As I read Tim O'Brien's Vietnam memoir, "The Things They Carried," as part of a recent reading-period assignment, I was struck, though not surprised, by how central the war has been to the way in which he views the world. The war brought about the most pivotal dilemmas of his life. In fact, the most captivating aspect of the novel is O'Brien's long ethical struggle with whether to flee to Canada.

As he grappled with indecision, I began to wonder whether our generation would ever face such a broadly significant question. In turn, I thought about the disheartening apathy of our generation — an apathy created, I think, by the lack of a cause around which to rally.


O'Brien's generation — and that of most of our parents — had many such common causes, of which the Vietnam War was only one. Our parents converged around the question of nationalism. Was it valid? Should it guide our principles? Did it justify our attack on communism?

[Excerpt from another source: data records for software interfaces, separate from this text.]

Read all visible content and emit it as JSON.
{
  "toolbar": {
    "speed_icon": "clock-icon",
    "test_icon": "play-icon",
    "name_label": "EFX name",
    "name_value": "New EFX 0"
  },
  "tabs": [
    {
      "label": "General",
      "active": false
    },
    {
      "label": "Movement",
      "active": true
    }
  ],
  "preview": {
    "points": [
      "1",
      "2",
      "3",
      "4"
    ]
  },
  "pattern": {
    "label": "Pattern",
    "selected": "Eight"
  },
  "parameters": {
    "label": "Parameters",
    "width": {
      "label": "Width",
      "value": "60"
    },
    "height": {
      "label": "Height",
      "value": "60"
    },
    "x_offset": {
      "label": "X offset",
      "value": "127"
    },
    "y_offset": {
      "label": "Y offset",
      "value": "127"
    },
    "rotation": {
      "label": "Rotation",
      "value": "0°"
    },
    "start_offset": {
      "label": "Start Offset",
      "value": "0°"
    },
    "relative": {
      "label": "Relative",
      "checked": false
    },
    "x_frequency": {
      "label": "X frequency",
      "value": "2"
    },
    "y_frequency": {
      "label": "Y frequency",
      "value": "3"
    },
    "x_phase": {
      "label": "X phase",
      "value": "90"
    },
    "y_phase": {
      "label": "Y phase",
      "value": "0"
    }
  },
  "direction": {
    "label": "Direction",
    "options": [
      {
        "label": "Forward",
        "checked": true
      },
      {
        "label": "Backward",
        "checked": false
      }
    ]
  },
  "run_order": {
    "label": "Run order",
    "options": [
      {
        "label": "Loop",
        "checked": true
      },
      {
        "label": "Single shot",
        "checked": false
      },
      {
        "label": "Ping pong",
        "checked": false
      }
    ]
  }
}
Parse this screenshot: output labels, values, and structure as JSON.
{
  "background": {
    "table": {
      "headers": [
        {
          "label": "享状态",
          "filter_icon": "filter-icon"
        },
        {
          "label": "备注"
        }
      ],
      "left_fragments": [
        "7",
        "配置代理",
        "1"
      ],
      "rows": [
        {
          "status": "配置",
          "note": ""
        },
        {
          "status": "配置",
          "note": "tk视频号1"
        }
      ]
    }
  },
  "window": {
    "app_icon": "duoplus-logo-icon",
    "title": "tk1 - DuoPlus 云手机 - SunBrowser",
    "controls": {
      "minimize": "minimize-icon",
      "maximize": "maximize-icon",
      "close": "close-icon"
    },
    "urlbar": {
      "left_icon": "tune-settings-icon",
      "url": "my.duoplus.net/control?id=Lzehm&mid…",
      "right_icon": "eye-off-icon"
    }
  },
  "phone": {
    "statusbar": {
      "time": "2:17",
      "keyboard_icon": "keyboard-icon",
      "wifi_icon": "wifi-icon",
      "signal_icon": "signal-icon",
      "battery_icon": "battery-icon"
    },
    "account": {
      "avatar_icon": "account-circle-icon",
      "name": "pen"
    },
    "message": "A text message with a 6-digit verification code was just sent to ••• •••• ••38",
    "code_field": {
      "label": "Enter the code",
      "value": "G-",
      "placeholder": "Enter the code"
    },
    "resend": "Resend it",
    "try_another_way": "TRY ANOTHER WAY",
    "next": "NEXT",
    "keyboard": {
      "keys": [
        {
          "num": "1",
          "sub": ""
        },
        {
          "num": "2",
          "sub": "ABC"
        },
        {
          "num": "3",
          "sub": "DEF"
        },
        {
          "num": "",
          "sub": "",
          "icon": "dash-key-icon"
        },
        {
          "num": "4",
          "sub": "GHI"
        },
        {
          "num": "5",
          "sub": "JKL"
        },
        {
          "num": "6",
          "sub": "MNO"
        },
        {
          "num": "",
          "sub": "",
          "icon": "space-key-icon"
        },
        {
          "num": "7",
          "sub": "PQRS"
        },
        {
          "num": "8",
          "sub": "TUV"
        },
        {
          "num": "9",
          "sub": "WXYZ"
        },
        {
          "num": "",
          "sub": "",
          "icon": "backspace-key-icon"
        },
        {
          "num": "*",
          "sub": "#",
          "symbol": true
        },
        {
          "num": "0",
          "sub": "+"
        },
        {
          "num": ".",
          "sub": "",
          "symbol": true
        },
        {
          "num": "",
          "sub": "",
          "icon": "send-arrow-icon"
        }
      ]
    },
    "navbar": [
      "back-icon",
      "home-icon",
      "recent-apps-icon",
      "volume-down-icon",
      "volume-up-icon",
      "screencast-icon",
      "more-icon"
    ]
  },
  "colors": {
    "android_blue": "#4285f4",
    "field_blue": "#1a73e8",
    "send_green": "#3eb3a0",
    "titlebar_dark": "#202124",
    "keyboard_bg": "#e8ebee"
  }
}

On the domestic front, too, our parents confronted dynamic issues. Their generation rallied around the question of civil rights, and though there were ardent partisans on both sides, by the early 1960s no one seems to have doubted that the question was a defining one. Less than a decade later, they rallied around the issue of gender equity, producing Roe v. Wade and Title IX. And half a generation later, young adults rallied in opposition to apartheid. All of these questions served as pivotal issues for college students around the country, breeding activism and political interest at unprecedented levels. Today, our generation has no such activism, no such political interest and no such central issues.

We cannot claim we are apathetic because all of the major social questions have been resolved, because clearly they have not. In fact, some of the same issues that plagued our parents — civil rights and gender equity among them — remain unsettled. Perhaps we have simply concluded that because the crucial first battles have already been fought on those questions, activism is no longer necessary. But this conclusion would be faulty.

A more valid argument might be that our apathy results from disenchantment with the political system — that it was precisely the domestic struggles over Vietnam that left students feeling powerless and apathetic, and that the fallout from the Watergate scandal left a sour taste that remains even today. But while this may be true, imagine that each of us had full faith in the political system, and then try to imagine what our rallying cause might be. I, for one, cannot think of a suitably pivotal issue, and this is the most disturbing problem of all.

Somehow, we need to build a cause to which we can lend our voices, because if we could successfully rally around an issue, our voices would almost certainly be heard. Gay rights is one candidate. The drug war and urban decay are others. The only issue that has yet garnered any attention on this campus — sweatshops and labor rights — is still another. And though it would be difficult to propose solutions through activism, the decline of family values — high divorce rates and growing numbers of children born out of wedlock — might be still one more. Even leaving social issues aside, maybe our cause will center on technology. And yet, it is hard to imagine any of these issues galvanizing our generation to activism.

Maybe our issue has yet to arise. But until it does, I will wonder how our generation will be remembered. When the Tim O'Briens among us write their memoirs, what will be the pivotal event? What will be the focal point? What battles will we have fought? Alex Rawson is a history major from Shaker Heights, Ohio. He can be reached at